More and more visitors flock each year to the continents' parks and reserves, bearing witness to nature on a grand scale and playing a vital role in generating tourism income.
Here are some of the top picks on the continent.
Maasai Mara National Reserve, Kenya
Maasai Mara National Reserve, which has been honored by the World Travel Awards, is named after its ancestral inhabitants, the Maasai people, and is one of the most popular tourist destinations in southwest Kenya.
In addition to an impressive population of big cats, rhinos and elephants, it plays host from July through to October each year to one of the world's more spectacular movements of wildebeest known as the Great Migration, the phenomenon involves more than 1 million wildebeest and hundreds of thousands of gazelles, zebras and other animals, which migrate from the Serengeti National Park in Tanzania.
Serengeti National Park, Tanzania
Serengeti National Park was established in 1951, making it Tanzania's oldest national park. The park is arguably one of the most famous in the world and covers 5,700 square miles of grassland, riverine forest, woodlands and savannah.
It is famed for its spectacular scenery, diverse wildlife and its part in the impressive annual migration of more than a million wildebeest and hundreds of thousands of other animals.
Virunga National Park, Democratic Republic of Congo
Established in 1925, Virunga National Park is Africa's oldest national park and is often considered the crown jewel of parks on the continent. It lies in the eastern part of the Democratic Republic of Congo.
The park is known for being the "continent's most biologically diverse protected area" and is home to endangered species, such as the mountain gorilla and the okapi.
In the 1970s, Virunga welcomed an average of 6,500 visitors every year, but it has suffered terribly from armed conflict and poaching. The park is slowly re-establishing itself through international donations.
Bwindi Impenetrable National Park, Uganda
The Bwindi Impenetrable National Park is located in southwestern Uganda and is home to a multitude of birds, butterflies and endangered species, including the mountain gorilla. Some 300 wild gorillas live in the park, accounting for nearly half the world's population
The park also boasts more than 160 species of trees.
The main tourist attraction is gorilla tracking, which generates a steady stream of revenue for the Uganda Wildlife Authority.
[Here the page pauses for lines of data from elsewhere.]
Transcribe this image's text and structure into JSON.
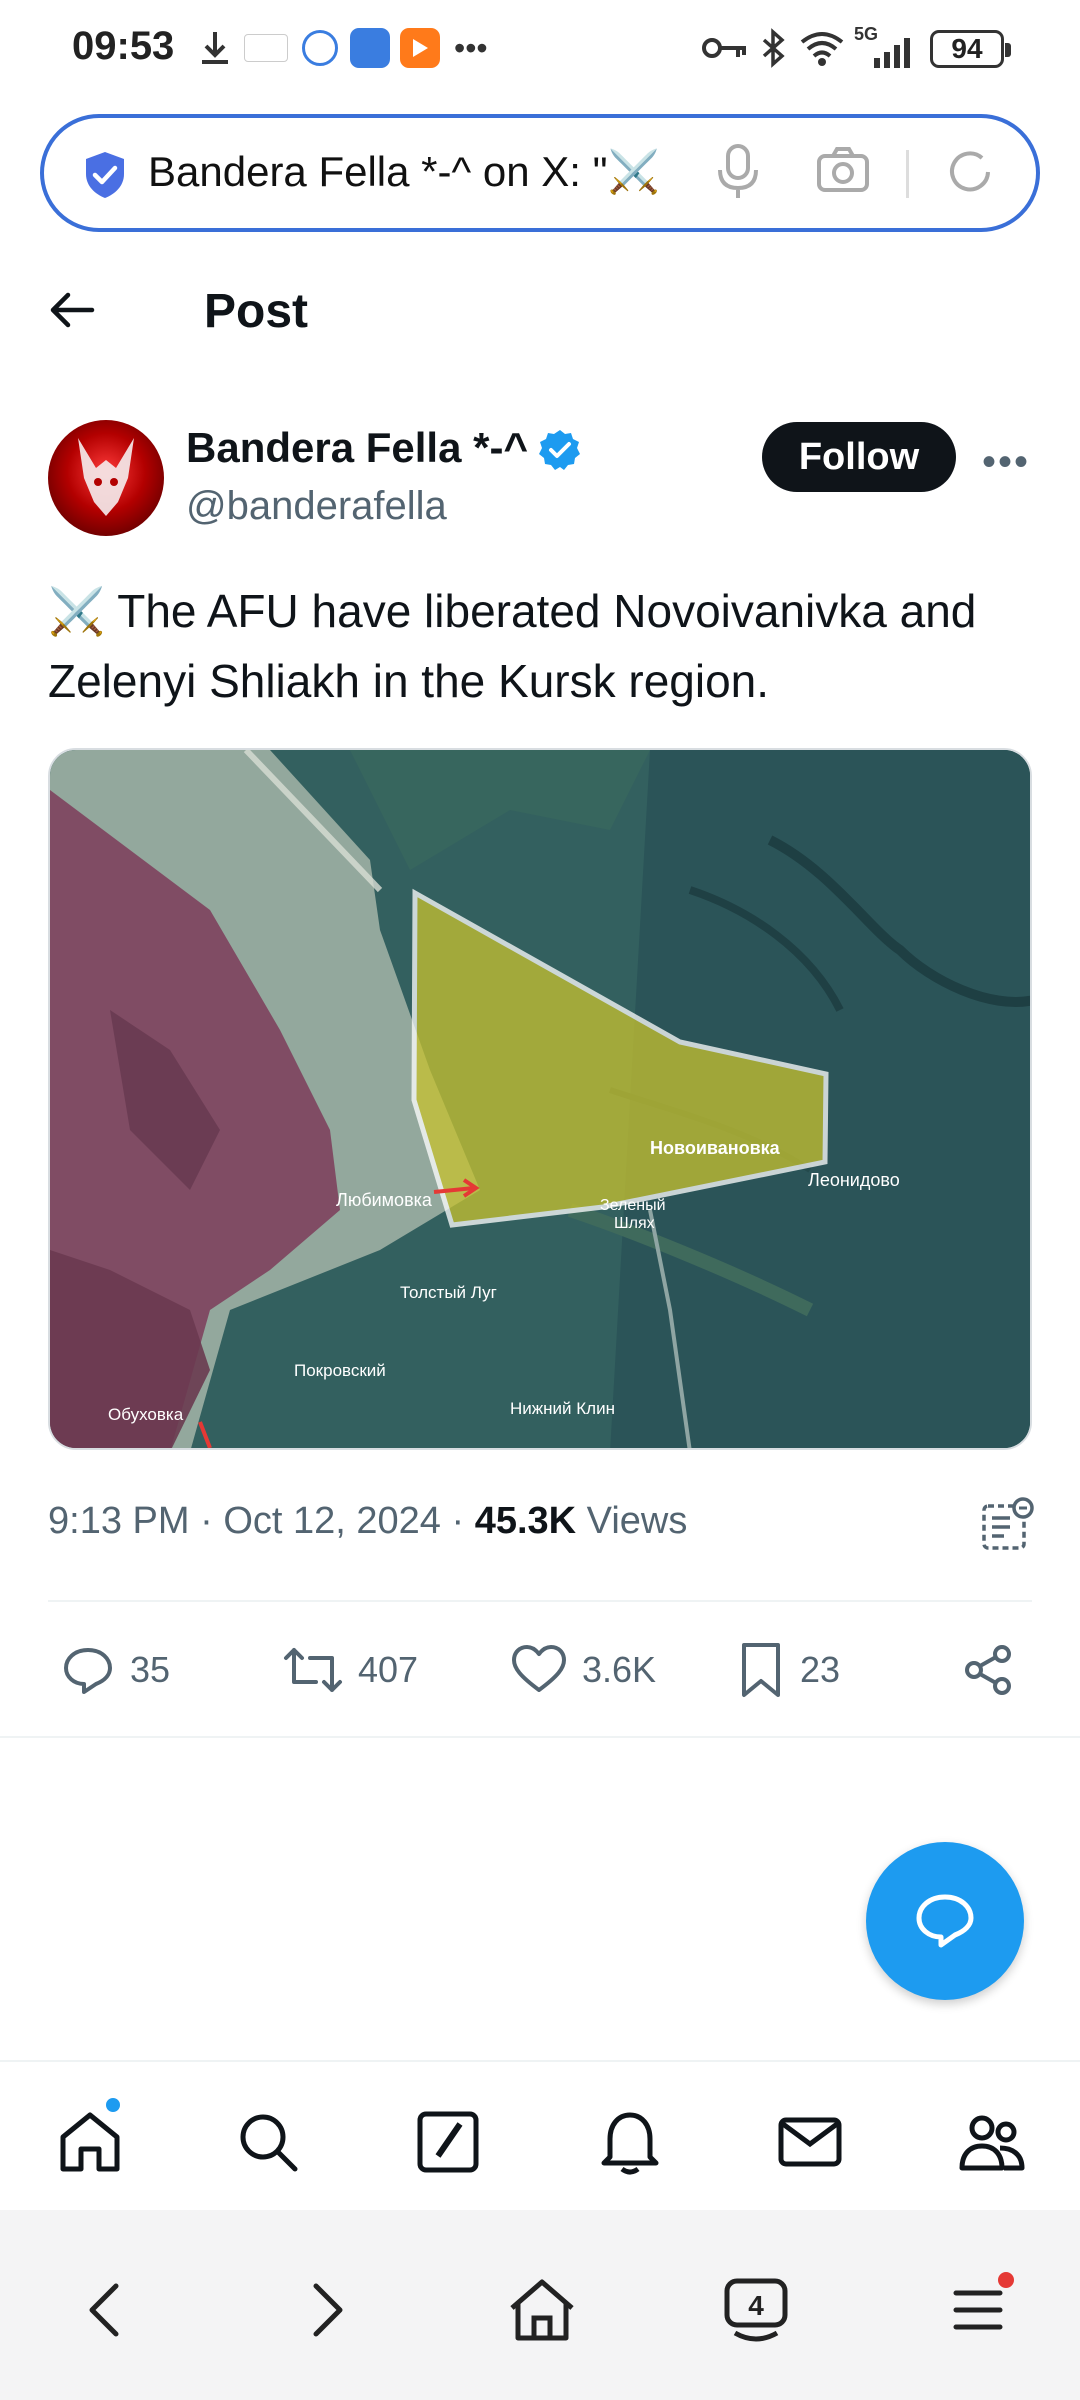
{
  "status_bar": {
    "time": "09:53",
    "battery": "94",
    "network": "5G"
  },
  "browser": {
    "url_text": "Bandera Fella *-^ on X: \"⚔️"
  },
  "header": {
    "title": "Post"
  },
  "post": {
    "author_name": "Bandera Fella *-^",
    "handle": "@banderafella",
    "follow_label": "Follow",
    "text_emoji": "⚔️",
    "text": "The AFU have liberated Novoivanivka and Zelenyi Shliakh in the Kursk region.",
    "map_labels": {
      "novoivanovka": "Новоивановка",
      "leonidovo": "Леонидово",
      "lyubimovka": "Любимовка",
      "zeleny": "Зеленый",
      "shlyakh": "Шлях",
      "tolsty_lug": "Толстый Луг",
      "pokrovsky": "Покровский",
      "obukhovka": "Обуховка",
      "nizhny_klin": "Нижний Клин"
    },
    "time": "9:13 PM",
    "date": "Oct 12, 2024",
    "views_count": "45.3K",
    "views_label": "Views"
  },
  "actions": {
    "replies": "35",
    "reposts": "407",
    "likes": "3.6K",
    "bookmarks": "23"
  },
  "colors": {
    "accent": "#1d9bf0",
    "url_border": "#3a6fd8",
    "dark": "#0f1419",
    "muted": "#536471"
  }
}
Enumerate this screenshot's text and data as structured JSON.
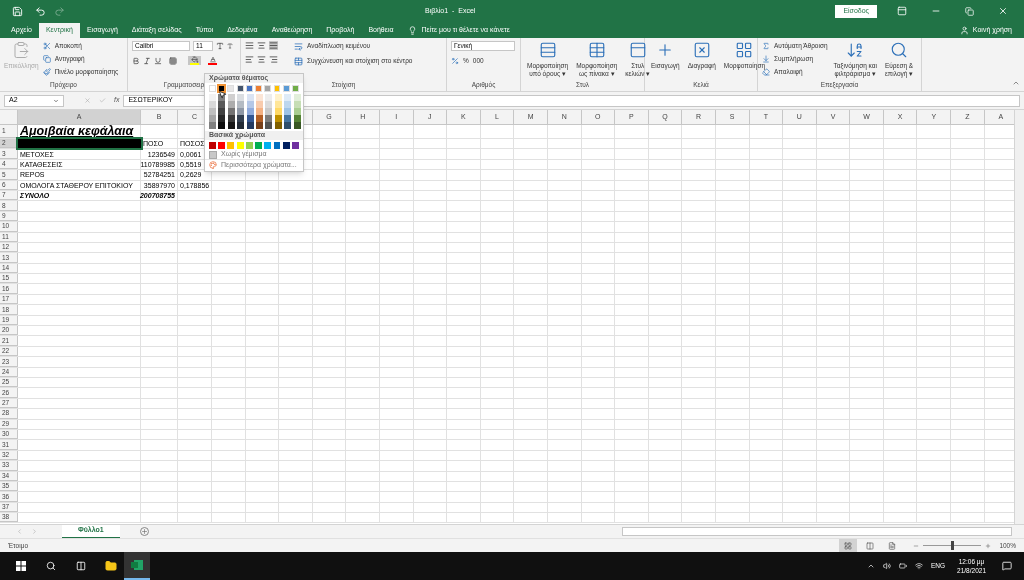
{
  "title_bar": {
    "title": "Βιβλίο1  -  Excel",
    "sign_in": "Είσοδος"
  },
  "tabs": [
    {
      "label": "Αρχείο",
      "selected": false
    },
    {
      "label": "Κεντρική",
      "selected": true
    },
    {
      "label": "Εισαγωγή",
      "selected": false
    },
    {
      "label": "Διάταξη σελίδας",
      "selected": false
    },
    {
      "label": "Τύποι",
      "selected": false
    },
    {
      "label": "Δεδομένα",
      "selected": false
    },
    {
      "label": "Αναθεώρηση",
      "selected": false
    },
    {
      "label": "Προβολή",
      "selected": false
    },
    {
      "label": "Βοήθεια",
      "selected": false
    }
  ],
  "tell_me": "Πείτε μου τι θέλετε να κάνετε",
  "share": "Κοινή χρήση",
  "ribbon": {
    "clipboard": {
      "paste": {
        "label": "Επικόλληση",
        "disabled": true
      },
      "items": [
        {
          "kind": "cut",
          "label": "Αποκοπή"
        },
        {
          "kind": "copy",
          "label": "Αντιγραφή"
        },
        {
          "kind": "painter",
          "label": "Πινέλο μορφοποίησης"
        }
      ],
      "label": "Πρόχειρο"
    },
    "font": {
      "name": "Calibri",
      "size": "11",
      "fill_button": {
        "color": "#ffff00"
      },
      "font_color_button": {
        "color": "#ff0000"
      },
      "label": "Γραμματοσειρ"
    },
    "alignment": {
      "wrap": "Αναδίπλωση κειμένου",
      "merge": "Συγχώνευση και στοίχιση στο κέντρο",
      "label": "Στοίχιση"
    },
    "number": {
      "format": "Γενική",
      "percent": "%",
      "thousands": "000",
      "label": "Αριθμός"
    },
    "styles": {
      "buttons": [
        {
          "kind": "conditional",
          "lines": [
            "Μορφοποίηση",
            "υπό όρους ▾"
          ]
        },
        {
          "kind": "table",
          "lines": [
            "Μορφοποίηση",
            "ως πίνακα ▾"
          ]
        },
        {
          "kind": "cellstyle",
          "lines": [
            "Στυλ",
            "κελιών ▾"
          ]
        }
      ],
      "label": "Στυλ"
    },
    "cells": {
      "buttons": [
        {
          "kind": "insert",
          "label": "Εισαγωγή"
        },
        {
          "kind": "delete",
          "label": "Διαγραφή"
        },
        {
          "kind": "format",
          "label": "Μορφοποίηση"
        }
      ],
      "label": "Κελιά"
    },
    "editing": {
      "items": [
        {
          "kind": "sum",
          "label": "Αυτόματη Άθροιση"
        },
        {
          "kind": "fill",
          "label": "Συμπλήρωση"
        },
        {
          "kind": "clear",
          "label": "Απαλοιφή"
        }
      ],
      "buttons": [
        {
          "kind": "sort",
          "lines": [
            "Ταξινόμηση και",
            "φιλτράρισμα ▾"
          ]
        },
        {
          "kind": "find",
          "lines": [
            "Εύρεση &",
            "επιλογή ▾"
          ]
        }
      ],
      "label": "Επεξεργασία"
    }
  },
  "formula_bar": {
    "name_box": "A2",
    "fx": "fx",
    "value": "ΕΣΩΤΕΡΙΚΟΥ"
  },
  "sheet": {
    "columns": [
      "A",
      "B",
      "C",
      null,
      null,
      null,
      "G",
      "H",
      "I",
      "J",
      "K",
      "L",
      "M",
      "N",
      "O",
      "P",
      "Q",
      "R",
      "S",
      "T",
      "U",
      "V",
      "W",
      "X",
      "Y",
      "Z",
      "A"
    ],
    "rows": [
      {
        "number": "1",
        "cells": [
          {
            "text": "Αμοιβαία κεφάλαια",
            "kind": "title"
          }
        ]
      },
      {
        "number": "2",
        "cells": [
          {
            "color": "#000000",
            "selected": true
          },
          {
            "text": "ΠΟΣΟ"
          },
          {
            "text": "ΠΟΣΟΣ"
          }
        ]
      },
      {
        "number": "3",
        "cells": [
          {
            "text": "ΜΕΤΟΧΕΣ"
          },
          {
            "text": "1236549",
            "kind": "number"
          },
          {
            "text": "0,0061"
          }
        ]
      },
      {
        "number": "4",
        "cells": [
          {
            "text": "ΚΑΤΑΘΕΣΕΙΣ"
          },
          {
            "text": "110789985",
            "kind": "number"
          },
          {
            "text": "0,5519"
          }
        ]
      },
      {
        "number": "5",
        "cells": [
          {
            "text": "REPOS"
          },
          {
            "text": "52784251",
            "kind": "number"
          },
          {
            "text": "0,2629"
          }
        ]
      },
      {
        "number": "6",
        "cells": [
          {
            "text": "ΟΜΟΛΟΓΑ ΣΤΑΘΕΡΟΥ ΕΠΙΤΟΚΙΟΥ"
          },
          {
            "text": "35897970",
            "kind": "number"
          },
          {
            "text": "0,178856"
          }
        ]
      },
      {
        "number": "7",
        "cells": [
          {
            "text": "ΣΥΝΟΛΟ",
            "kind": "total"
          },
          {
            "text": "200708755",
            "kind": "total_number"
          }
        ]
      },
      {
        "number": "8"
      },
      {
        "number": "9"
      },
      {
        "number": "10"
      },
      {
        "number": "11"
      },
      {
        "number": "12"
      },
      {
        "number": "13"
      },
      {
        "number": "14"
      },
      {
        "number": "15"
      },
      {
        "number": "16"
      },
      {
        "number": "17"
      },
      {
        "number": "18"
      },
      {
        "number": "19"
      },
      {
        "number": "20"
      },
      {
        "number": "21"
      },
      {
        "number": "22"
      },
      {
        "number": "23"
      },
      {
        "number": "24"
      },
      {
        "number": "25"
      },
      {
        "number": "26"
      },
      {
        "number": "27"
      },
      {
        "number": "28"
      },
      {
        "number": "29"
      },
      {
        "number": "30"
      },
      {
        "number": "31"
      },
      {
        "number": "32"
      },
      {
        "number": "33"
      },
      {
        "number": "34"
      },
      {
        "number": "35"
      },
      {
        "number": "36"
      },
      {
        "number": "37"
      },
      {
        "number": "38"
      }
    ]
  },
  "color_menu": {
    "theme_title": "Χρώματα θέματος",
    "theme_colors": [
      {
        "color": "#ffffff",
        "selected": false
      },
      {
        "color": "#000000",
        "selected": true
      },
      {
        "color": "#e7e6e6",
        "selected": false
      },
      {
        "color": "#44546a",
        "selected": false
      },
      {
        "color": "#4472c4",
        "selected": false
      },
      {
        "color": "#ed7d31",
        "selected": false
      },
      {
        "color": "#a5a5a5",
        "selected": false
      },
      {
        "color": "#ffc000",
        "selected": false
      },
      {
        "color": "#5b9bd5",
        "selected": false
      },
      {
        "color": "#70ad47",
        "selected": false
      }
    ],
    "standard_title": "Βασικά χρώματα",
    "standard_colors": [
      {
        "color": "#c00000",
        "selected": false
      },
      {
        "color": "#ff0000",
        "selected": false
      },
      {
        "color": "#ffc000",
        "selected": false
      },
      {
        "color": "#ffff00",
        "selected": false
      },
      {
        "color": "#92d050",
        "selected": false
      },
      {
        "color": "#00b050",
        "selected": false
      },
      {
        "color": "#00b0f0",
        "selected": false
      },
      {
        "color": "#0070c0",
        "selected": false
      },
      {
        "color": "#002060",
        "selected": false
      },
      {
        "color": "#7030a0",
        "selected": false
      }
    ],
    "no_fill": "Χωρίς γέμισμα",
    "more_colors": "Περισσότερα χρώματα..."
  },
  "sheet_tabs": [
    {
      "label": "Φύλλο1",
      "selected": true
    }
  ],
  "status_bar": {
    "status": "Έτοιμο",
    "views": [
      {
        "kind": "normal",
        "selected": true
      },
      {
        "kind": "layout",
        "selected": false
      },
      {
        "kind": "break",
        "selected": false
      }
    ],
    "zoom": {
      "level": 0.5
    },
    "zoom_label": "100%"
  },
  "taskbar": {
    "apps": [
      {
        "kind": "explorer",
        "active": false
      },
      {
        "kind": "excel",
        "active": true
      }
    ],
    "language": "ENG",
    "time": "12:06 μμ",
    "date": "21/8/2021"
  }
}
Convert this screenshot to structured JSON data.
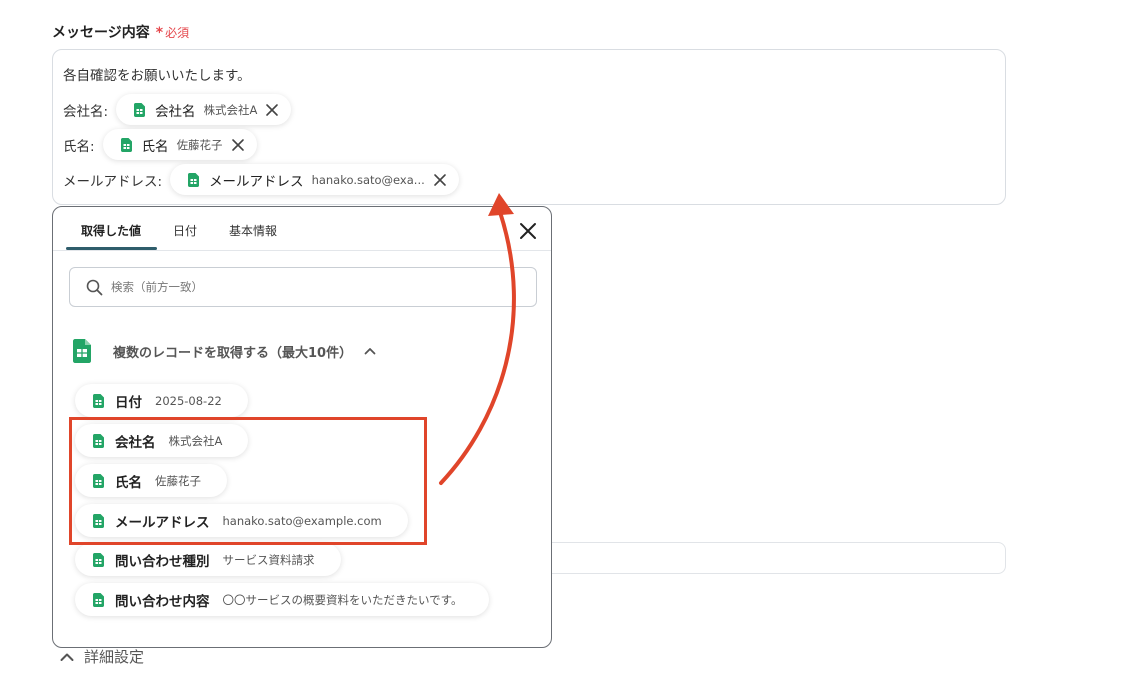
{
  "field": {
    "label": "メッセージ内容",
    "required_mark": "*",
    "required_text": "必須"
  },
  "message": {
    "intro": "各自確認をお願いいたします。",
    "lines": [
      {
        "label": "会社名:",
        "token_name": "会社名",
        "token_value": "株式会社A"
      },
      {
        "label": "氏名:",
        "token_name": "氏名",
        "token_value": "佐藤花子"
      },
      {
        "label": "メールアドレス:",
        "token_name": "メールアドレス",
        "token_value": "hanako.sato@exa..."
      }
    ]
  },
  "popup": {
    "tabs": [
      "取得した値",
      "日付",
      "基本情報"
    ],
    "active_tab": "取得した値",
    "search_placeholder": "検索（前方一致）",
    "group_title": "複数のレコードを取得する（最大10件）",
    "items": [
      {
        "name": "日付",
        "value": "2025-08-22"
      },
      {
        "name": "会社名",
        "value": "株式会社A"
      },
      {
        "name": "氏名",
        "value": "佐藤花子"
      },
      {
        "name": "メールアドレス",
        "value": "hanako.sato@example.com"
      },
      {
        "name": "問い合わせ種別",
        "value": "サービス資料請求"
      },
      {
        "name": "問い合わせ内容",
        "value": "〇〇サービスの概要資料をいただきたいです。"
      }
    ]
  },
  "advanced": {
    "label": "詳細設定"
  },
  "colors": {
    "accent": "#2f5d6b",
    "required": "#e5484d",
    "highlight": "#e0452a",
    "sheet_green": "#23a566"
  },
  "icons": [
    "sheets-icon",
    "close-icon",
    "search-icon",
    "chevron-up-icon",
    "remove-token-icon"
  ]
}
Kruger National Park, South Africa
Kruger National Park was established as a game reserve in 1898 and is home to a vast number of species, including more than 500 types of bird and more than 100 reptiles. It also boasts a huge diversity of trees and flowers.
The park is also known for big game, as well as more than 255 recorded archeological sites. Several rivers traverse the park from west to east, including the Sabie, Olifants, Crocodile, Letaba, Luvuvhu and Limpopo.